[Records drawn from a dataset]
-----

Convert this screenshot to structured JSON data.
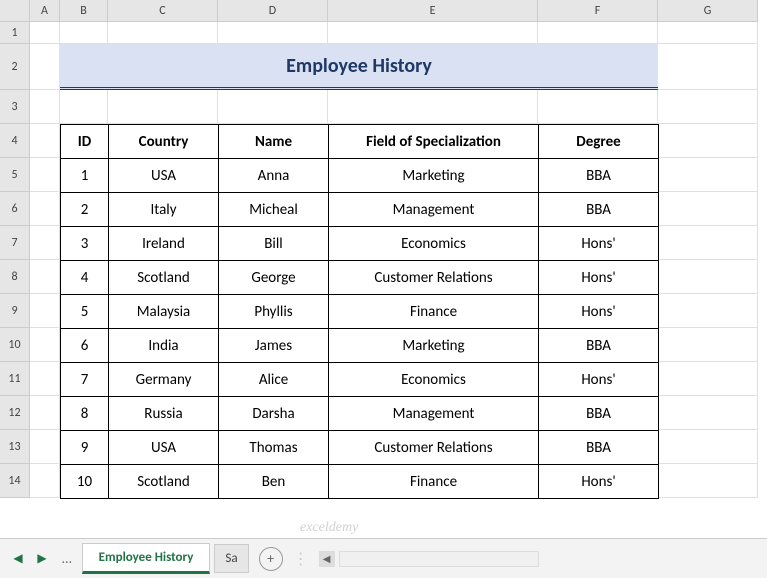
{
  "columns": [
    "A",
    "B",
    "C",
    "D",
    "E",
    "F",
    "G"
  ],
  "rows": [
    "1",
    "2",
    "3",
    "4",
    "5",
    "6",
    "7",
    "8",
    "9",
    "10",
    "11",
    "12",
    "13",
    "14"
  ],
  "title": "Employee History",
  "headers": {
    "id": "ID",
    "country": "Country",
    "name": "Name",
    "field": "Field of Specialization",
    "degree": "Degree"
  },
  "data": [
    {
      "id": "1",
      "country": "USA",
      "name": "Anna",
      "field": "Marketing",
      "degree": "BBA"
    },
    {
      "id": "2",
      "country": "Italy",
      "name": "Micheal",
      "field": "Management",
      "degree": "BBA"
    },
    {
      "id": "3",
      "country": "Ireland",
      "name": "Bill",
      "field": "Economics",
      "degree": "Hons'"
    },
    {
      "id": "4",
      "country": "Scotland",
      "name": "George",
      "field": "Customer Relations",
      "degree": "Hons'"
    },
    {
      "id": "5",
      "country": "Malaysia",
      "name": "Phyllis",
      "field": "Finance",
      "degree": "Hons'"
    },
    {
      "id": "6",
      "country": "India",
      "name": "James",
      "field": "Marketing",
      "degree": "BBA"
    },
    {
      "id": "7",
      "country": "Germany",
      "name": "Alice",
      "field": "Economics",
      "degree": "Hons'"
    },
    {
      "id": "8",
      "country": "Russia",
      "name": "Darsha",
      "field": "Management",
      "degree": "BBA"
    },
    {
      "id": "9",
      "country": "USA",
      "name": "Thomas",
      "field": "Customer Relations",
      "degree": "BBA"
    },
    {
      "id": "10",
      "country": "Scotland",
      "name": "Ben",
      "field": "Finance",
      "degree": "Hons'"
    }
  ],
  "tabs": {
    "active": "Employee History",
    "next": "Sa"
  },
  "watermark": "exceldemy",
  "chart_data": {
    "type": "table",
    "title": "Employee History",
    "columns": [
      "ID",
      "Country",
      "Name",
      "Field of Specialization",
      "Degree"
    ],
    "rows": [
      [
        1,
        "USA",
        "Anna",
        "Marketing",
        "BBA"
      ],
      [
        2,
        "Italy",
        "Micheal",
        "Management",
        "BBA"
      ],
      [
        3,
        "Ireland",
        "Bill",
        "Economics",
        "Hons'"
      ],
      [
        4,
        "Scotland",
        "George",
        "Customer Relations",
        "Hons'"
      ],
      [
        5,
        "Malaysia",
        "Phyllis",
        "Finance",
        "Hons'"
      ],
      [
        6,
        "India",
        "James",
        "Marketing",
        "BBA"
      ],
      [
        7,
        "Germany",
        "Alice",
        "Economics",
        "Hons'"
      ],
      [
        8,
        "Russia",
        "Darsha",
        "Management",
        "BBA"
      ],
      [
        9,
        "USA",
        "Thomas",
        "Customer Relations",
        "BBA"
      ],
      [
        10,
        "Scotland",
        "Ben",
        "Finance",
        "Hons'"
      ]
    ]
  }
}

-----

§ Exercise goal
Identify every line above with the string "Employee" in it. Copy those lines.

§ Output of the task
  "title": "Employee History",
    "active": "Employee History",
    "title": "Employee History",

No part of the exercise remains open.